June 29 – June 29, 2017
In my role as a promoter, trying to get Baptist folk to join the Baptist Peace Fellowship of North America, this concern (in variant forms) occasionally surfaces:
- Why a Baptist Peace Fellowship?
- Shouldn't we be ecumenical in our justice and peace involvements?
- Doesn't the existence of a Baptist peace fellowship perpetuate our legacy of religious exclusivity and bigotry?
Unfortunately, our reputation as an arrogant, sectarian people is mostly deserved. Therefore it is with good reason that some question the need for an explicitly Baptist peace fellowship.
My response to such questions always focuses on a key strategic rationale:
- Social change does not happen in general; it always occurs in particular. As A. N. Whitehead noted, "We think in generalities, we live in detail."
- Particular change means change within the context of particular institutions, which means, if we're to be effective in our work, we must tend to the details of particular institutions and communicate within the framework of particular cultures.
- Collectively, Baptist institutions in North America are massive, claiming a combined membership of some 30 million people (not counting unbaptized children).
- With some exceptions, progressive movements--those dealing with justice and peace issues--have few entry points into the subculture of Baptist institutions. By and large their voices simply are not heard; or, if heard, not heeded, primarily because the vocabulary and appeals to authority are so different from our traditional language of faith.
- What more valuable task could be done than organizing a largely unorganized constituency?

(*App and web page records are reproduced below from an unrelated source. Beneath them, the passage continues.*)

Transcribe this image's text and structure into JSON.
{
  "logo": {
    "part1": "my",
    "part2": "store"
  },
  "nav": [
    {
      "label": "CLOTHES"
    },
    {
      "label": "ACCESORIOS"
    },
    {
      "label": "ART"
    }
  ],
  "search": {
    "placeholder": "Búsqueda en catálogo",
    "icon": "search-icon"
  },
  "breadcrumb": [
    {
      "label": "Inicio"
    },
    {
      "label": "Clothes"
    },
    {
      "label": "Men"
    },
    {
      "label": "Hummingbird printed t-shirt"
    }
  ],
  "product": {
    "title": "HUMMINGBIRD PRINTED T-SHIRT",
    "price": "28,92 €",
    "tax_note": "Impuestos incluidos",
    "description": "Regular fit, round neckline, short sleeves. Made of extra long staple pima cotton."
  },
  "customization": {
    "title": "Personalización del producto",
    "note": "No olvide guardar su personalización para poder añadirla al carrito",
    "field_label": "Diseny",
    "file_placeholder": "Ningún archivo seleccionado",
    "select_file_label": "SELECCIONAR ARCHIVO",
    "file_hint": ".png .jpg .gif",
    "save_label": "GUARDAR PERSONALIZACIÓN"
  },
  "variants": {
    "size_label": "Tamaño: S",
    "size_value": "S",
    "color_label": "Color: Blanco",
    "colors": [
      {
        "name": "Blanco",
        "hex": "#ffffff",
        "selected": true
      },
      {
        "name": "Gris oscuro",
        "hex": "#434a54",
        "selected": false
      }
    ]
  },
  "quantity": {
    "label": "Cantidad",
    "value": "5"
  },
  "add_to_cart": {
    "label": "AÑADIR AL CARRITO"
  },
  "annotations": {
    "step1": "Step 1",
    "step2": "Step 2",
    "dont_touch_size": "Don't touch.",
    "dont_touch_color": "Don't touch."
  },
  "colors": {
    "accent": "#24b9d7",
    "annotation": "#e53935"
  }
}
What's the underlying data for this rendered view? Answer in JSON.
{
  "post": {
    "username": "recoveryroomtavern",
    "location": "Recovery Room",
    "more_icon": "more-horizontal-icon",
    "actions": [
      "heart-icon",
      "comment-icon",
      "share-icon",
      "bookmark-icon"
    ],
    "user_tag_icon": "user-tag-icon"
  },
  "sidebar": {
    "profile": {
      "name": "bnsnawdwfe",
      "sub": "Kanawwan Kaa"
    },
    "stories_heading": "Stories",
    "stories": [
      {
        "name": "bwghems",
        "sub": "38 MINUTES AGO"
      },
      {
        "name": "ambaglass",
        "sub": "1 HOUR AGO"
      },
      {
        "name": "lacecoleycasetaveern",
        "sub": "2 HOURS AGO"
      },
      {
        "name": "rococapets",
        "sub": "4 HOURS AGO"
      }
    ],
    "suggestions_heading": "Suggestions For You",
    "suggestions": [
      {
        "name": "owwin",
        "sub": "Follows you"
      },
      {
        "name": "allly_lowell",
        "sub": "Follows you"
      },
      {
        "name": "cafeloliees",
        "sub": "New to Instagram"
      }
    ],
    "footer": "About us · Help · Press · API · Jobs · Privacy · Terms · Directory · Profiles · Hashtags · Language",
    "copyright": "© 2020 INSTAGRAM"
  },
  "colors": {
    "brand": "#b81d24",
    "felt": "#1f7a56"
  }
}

There is also a theological component to the rationale for our work. I do believe that our Anabaptist heritage has insights especially significant for our modern crisis. But I'll hold that discussion for another occasion.
Suffice it to say that I consider it crucial that our Fellowship join in common voice with any and every chorus which shares components of our vision--a vision which we as Christians name as the Kingdom or Reign of God, a vision which declares that the day is coming when "the wolf shall dwell with the lamb" (Isaiah 11), when a "new heaven and a new earth" will be revealed (Isaiah 65, Revelation 21), when the "bows of the mighty are broken" and when "justice and peace will embrace" (Psalm 85), when spears are hammered into pruning hooks (Micah 3), when captives are set free (Luke 4) and when "creation itself will be set free from its bondage to decay." (Romans 8)
Applying the weight of our conviction and energies with others in common work is important. We support and encourage it. And it is already going on in many places. But the romance and glamor of distant "mission fields" often cause us to forsake one much nearer to home: our own Baptist institutions.
Martin Luther King Jr. once wrote:
"Our most powerful nonviolent weapon is, as would be expected, also our most demanding, that is organization. To produce change, people must be organized to work together in units of power."
A key reason for having a Baptist Peace Fellowship is to influence the program and budget priorities of our various conventions--our particular institutions and constituencies--from the central offices of elected national leaders all the way down to the tens of thousands of local congregations they represent.
If we are to be effective in shaping the public witness of these bodies, we must work together, we must join and coordinate our efforts. And in doing so, we must be attentive to the particular customs and traditions of our people; we must speak with a language which shares common meaning and history; we must appeal to dialogue; we must engage in the patient process of establishing a consistent, credible presence; and we must undertake the time-consuming task of building a network of friends, contacts and co-workers.
Can you imagine this: One day, when the general public hears the word Baptist,they will think immediately of Gospel-inspired justice and peace work? Instead of associating the name with the follies of TV evangelists, wouldn't it be nice if they thought: Oh, those are the folks who care for the poor . . . who resist racial discrimination . . . who speak out against gun barrel diplomacy . . . who care for the environment. . . ? Imagine that!
Ken Sehested is Founding Executive Director of the Baptist Peace Fellowship of North America.